In May 2008, a team from Berry Bros. & Rudd, Jasper Morris, MW, Alun Griffiths MW, Simon Field MW, and David Berry Green, drew up a document of speculations into the state of the wine industry in the coming 50 years, The Future of Wine.[6][7][8][9] Among the predictions for 2058 were suggestions that China may become one of the world's biggest producers, that grapes will be grown hydroponically in floating offshore vineyards, and honey bees could be trained to detect wine faults.[9]

References[edit]

  1. ^ Anderson, Nathaniel. "Berry Bros. & Rudd".
  2. ^ Historic England. "3 St James's Street SW1 (1264868)". National Heritage List for England. Retrieved 19 September 2016.
  3. ^ "King's Ginger". thekingsginger.com. Retrieved 25 March 2018.
  4. ^ By Royal Appointment. ITV3. 2012. Event occurs at 8:00pm. Archived from the original on 2012-06-29. Retrieved 2012-06-24.
  5. ^ Trade Review, Harpers Wine & Spirit. "Berry Bros wine trading website nets £1m". Harper Wine & spirit trade review. Archived from the original on 2 October 2011. Retrieved 11 October 2010.
  6. ^ The Future of Wine report Archived May 19, 2008, at the Wayback Machine
  7. ^ Berry Bros. & Rudd. "Berrys' Future of Wine Report". Archived from the original on 2008-05-19.
  8. ^ Styles, Oliver, Decanter.com (May 9, 2008). "China to become leading wine producer?".
  9. ^ a b Meikle, James, The Guardian (May 9, 2008). "Chateau China, a taste of wines to come with climate change". London.

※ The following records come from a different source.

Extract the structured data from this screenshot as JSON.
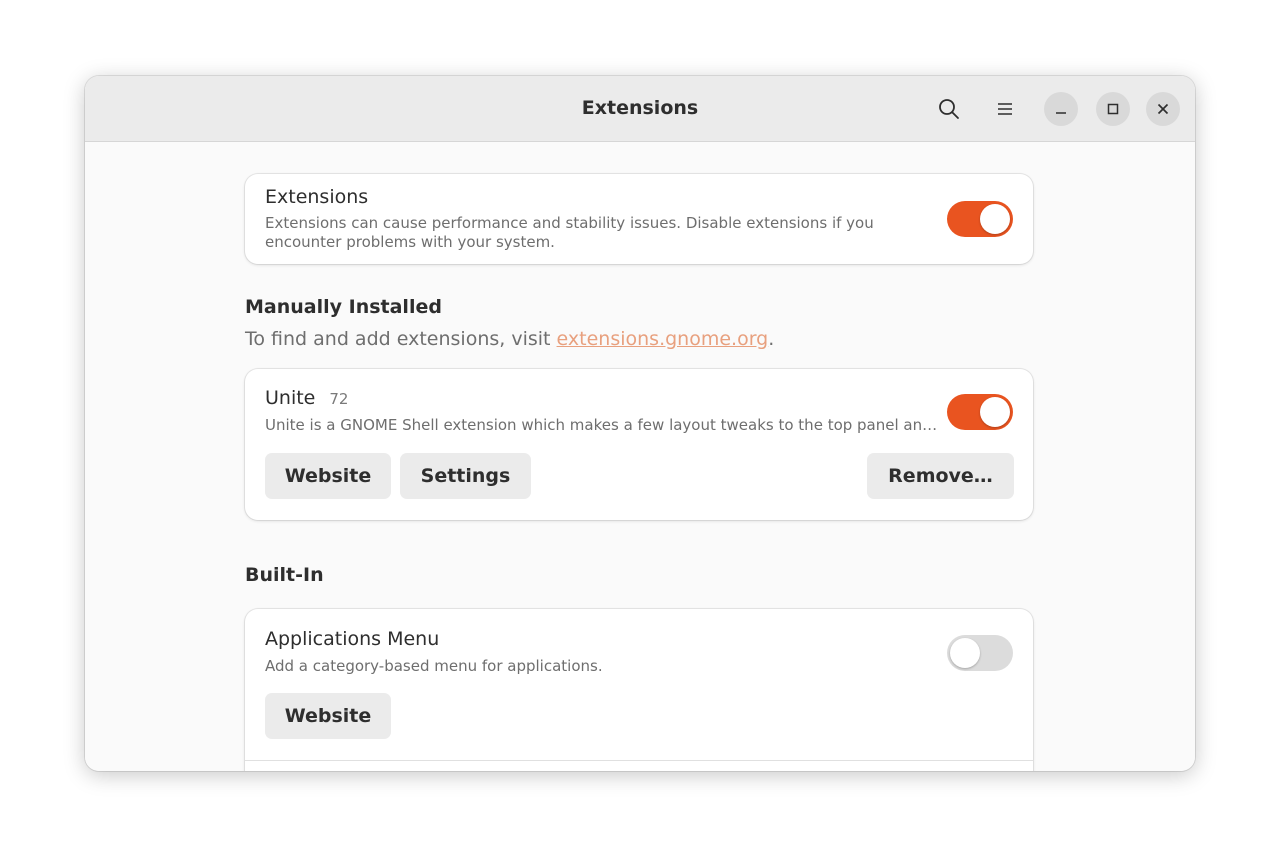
{
  "window": {
    "title": "Extensions"
  },
  "colors": {
    "accent": "#e95420",
    "link": "#e8a07e"
  },
  "icons": {
    "search": "search-icon",
    "menu": "hamburger-menu-icon",
    "minimize": "minimize-icon",
    "maximize": "maximize-icon",
    "close": "close-icon"
  },
  "master": {
    "title": "Extensions",
    "description": "Extensions can cause performance and stability issues. Disable extensions if you encounter problems with your system.",
    "enabled": true
  },
  "manual": {
    "heading": "Manually Installed",
    "desc_prefix": "To find and add extensions, visit ",
    "link_text": "extensions.gnome.org",
    "desc_suffix": ".",
    "items": [
      {
        "name": "Unite",
        "version": "72",
        "description": "Unite is a GNOME Shell extension which makes a few layout tweaks to the top panel an…",
        "enabled": true,
        "website_label": "Website",
        "settings_label": "Settings",
        "remove_label": "Remove…"
      }
    ]
  },
  "builtin": {
    "heading": "Built-In",
    "items": [
      {
        "name": "Applications Menu",
        "description": "Add a category-based menu for applications.",
        "enabled": false,
        "website_label": "Website"
      }
    ]
  }
}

External links[edit]

Coordinates: 51°30′20″N 0°08′17″W / 51.50558°N 0.13813°W / 51.50558; -0.13813